As anyone can see, Atari has had a very rocky and turbulent history since their origin in the ‘70s. Whether it was change in ownership to lackluster unselling consoles, Atari was still able to hold true and prevail and never go under. While they aren’t making new consoles or new classic hits, they are still attempting to thrive as part of Infogramers. However the console legacy left by Atari in the 20th century has been overshadowed by modern new age consoles like the PS4 and Xbox One. When people think of classic consoles, all minds jump to successful consoles like the Nintendo 64 and the Playstation 2. With the current gaming generation being so accustomed to a Sony, Microsoft, or Nintendo console, the old school consoles and games are being overshadowed thus diminishing the monumental legacy left by these classic companies.
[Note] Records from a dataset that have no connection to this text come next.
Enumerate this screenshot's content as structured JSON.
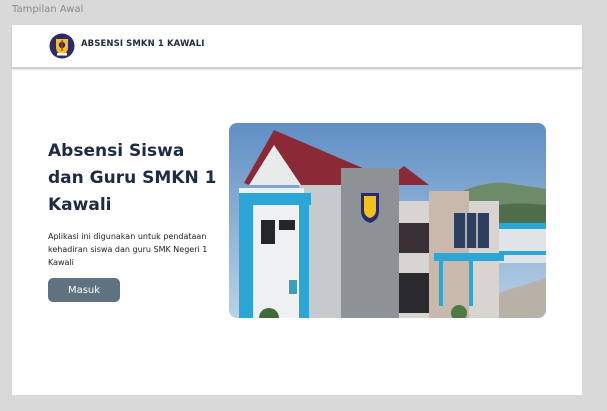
{
  "frame": {
    "label": "Tampilan Awal"
  },
  "navbar": {
    "logo_icon": "school-emblem-icon",
    "brand": "ABSENSI SMKN 1 KAWALI"
  },
  "hero": {
    "title": "Absensi Siswa dan Guru SMKN 1 Kawali",
    "description": "Aplikasi ini digunakan untuk pendataan kehadiran siswa dan guru SMK Negeri 1 Kawali",
    "button_label": "Masuk",
    "photo_icon": "school-building-photo"
  },
  "colors": {
    "accent": "#1f2a44",
    "button": "#5e7280",
    "building_trim": "#29a8d8",
    "roof": "#8b2a37"
  }
}
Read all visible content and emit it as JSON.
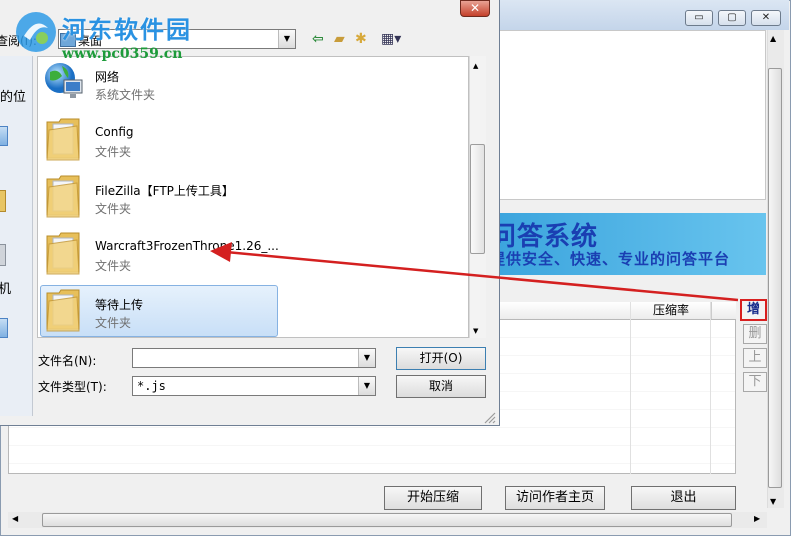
{
  "watermark": {
    "title": "河东软件园",
    "url": "www.pc0359.cn"
  },
  "main_window": {
    "banner_title": "问答系统",
    "banner_subtitle": "提供安全、快速、专业的问答平台",
    "list_column": "压缩率",
    "side_buttons": {
      "add": "增",
      "delete": "删",
      "up": "上",
      "down": "下"
    },
    "bottom_buttons": {
      "start": "开始压缩",
      "visit": "访问作者主页",
      "exit": "退出"
    },
    "title_buttons": {
      "minimize": "▭",
      "maximize": "▢",
      "close": "✕"
    }
  },
  "dialog": {
    "close_label": "✕",
    "lookin_label": "查阅(I):",
    "lookin_value": "桌面",
    "places": [
      "的位",
      "机"
    ],
    "items": [
      {
        "name": "网络",
        "type": "系统文件夹"
      },
      {
        "name": "Config",
        "type": "文件夹"
      },
      {
        "name": "FileZilla【FTP上传工具】",
        "type": "文件夹"
      },
      {
        "name": "Warcraft3FrozenThrone1.26_...",
        "type": "文件夹"
      },
      {
        "name": "等待上传",
        "type": "文件夹"
      }
    ],
    "filename_label": "文件名(N):",
    "filename_value": "",
    "filetype_label": "文件类型(T):",
    "filetype_value": "*.js",
    "open_button": "打开(O)",
    "cancel_button": "取消"
  }
}
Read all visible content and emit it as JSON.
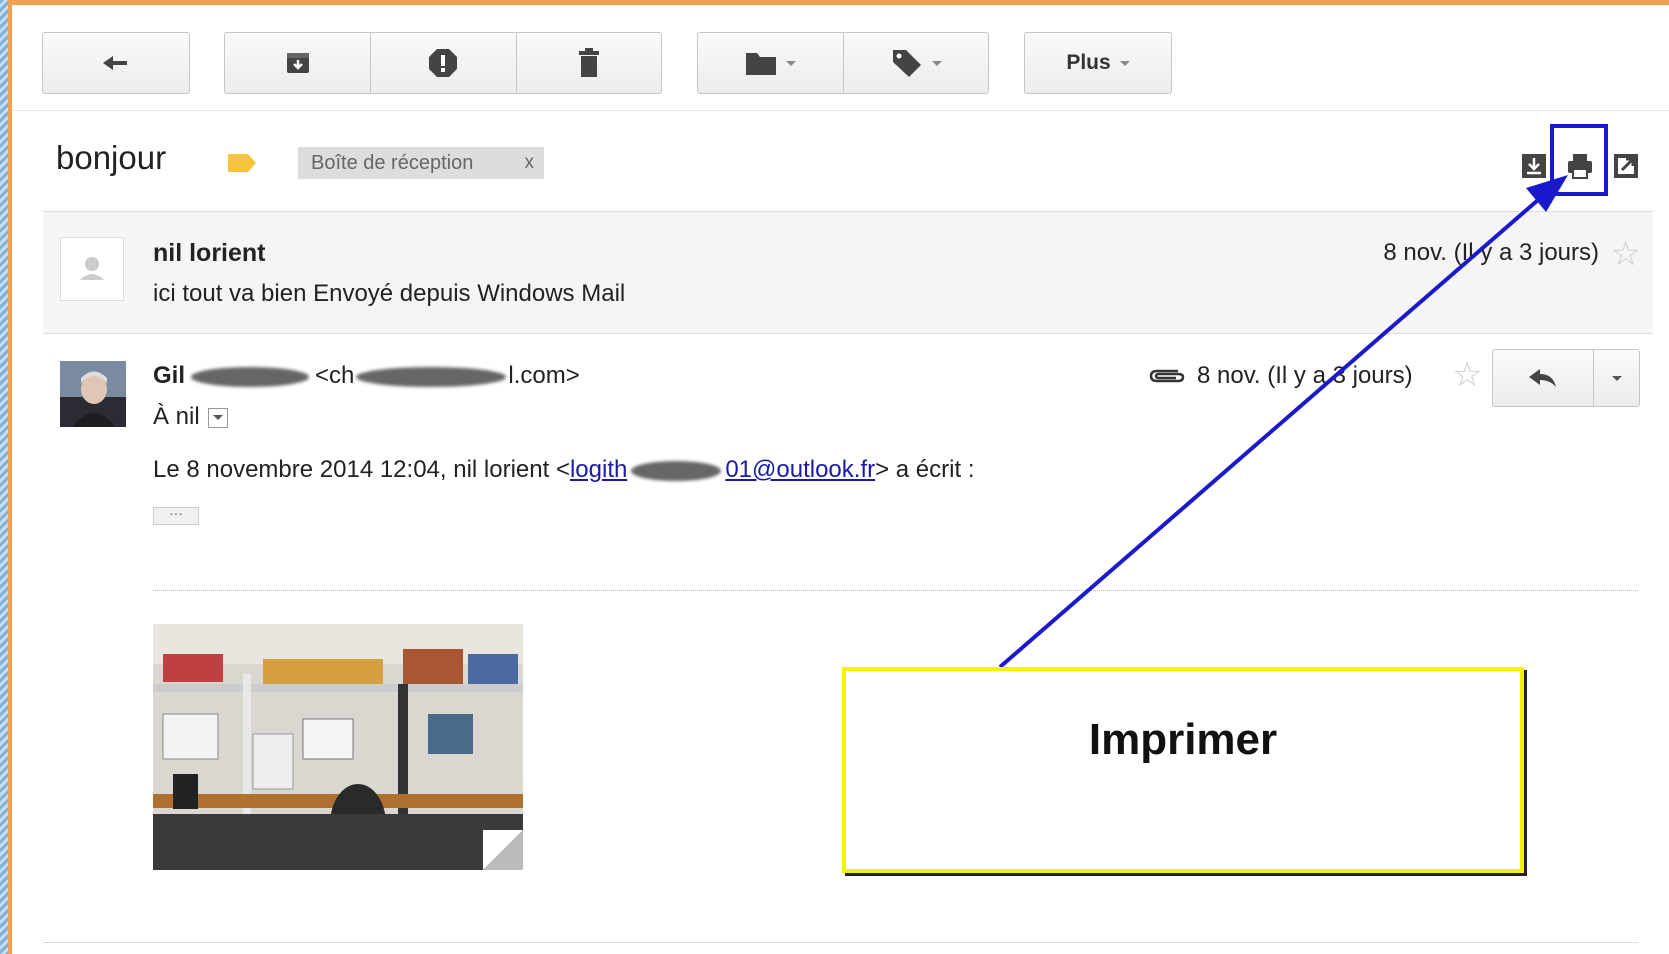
{
  "toolbar": {
    "more_label": "Plus",
    "icons": [
      "reply-icon",
      "archive-icon",
      "spam-icon",
      "trash-icon",
      "folder-icon",
      "label-icon"
    ]
  },
  "thread": {
    "subject": "bonjour",
    "label_chip": "Boîte de réception",
    "label_chip_close": "x",
    "top_icons": [
      "download-icon",
      "print-icon",
      "new-window-icon"
    ]
  },
  "message1": {
    "sender": "nil lorient",
    "snippet": "ici tout va bien Envoyé depuis Windows Mail",
    "date": "8 nov. (Il y a 3 jours)"
  },
  "message2": {
    "sender_visible": "Gil",
    "sender_email_start": "<ch",
    "sender_email_end": "l.com>",
    "to_label": "À nil",
    "date": "8 nov. (Il y a 3 jours)",
    "quote_prefix": "Le 8 novembre 2014 12:04, nil lorient <",
    "quote_email_start": "logith",
    "quote_email_end": "01@outlook.fr",
    "quote_suffix": "> a écrit :",
    "ellipsis": "···"
  },
  "annotation": {
    "callout_text": "Imprimer",
    "highlight_color": "#1a1acc",
    "callout_border_color": "#f4f400"
  }
}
Despite the downfall of Atari’s mainstream success, they still had an influential impact on the early gaming scene in the form of time old classics such as Pong. Even if Atari isn’t focusing solely on making new gaming consoles or computer systems, they still are attempting to focus on specific markets in order to sell for widespread success. Hopefully they will find success as they have had a rocky history just barely scraping by. And if they stay a part of Infogramers, they can focus on their current ideas and concepts as they won’t have to worry about funding and staying afloat. I feel Atari deserves that much as a pioneer of video games and computers.
In before a certain loser barges his fat butt in here, correcting all the “historical” errors in this article.
Tramiel, not Tamriel.
Infogrames, not Infogramers.
130XE, not 130X.
The Atari ST, 65XE and 130XE were computers, not game consoles.
Oh my god, so many errors… Dunno where to start. Tim Locke’s post is tip of the iceberg.
It would be a lot easier to say what was correct rather than wrong. The typos and bad grammar aren’t a great start but pretty much all the ‘facts’ and terminology are just plain wrong. A car crash of an article.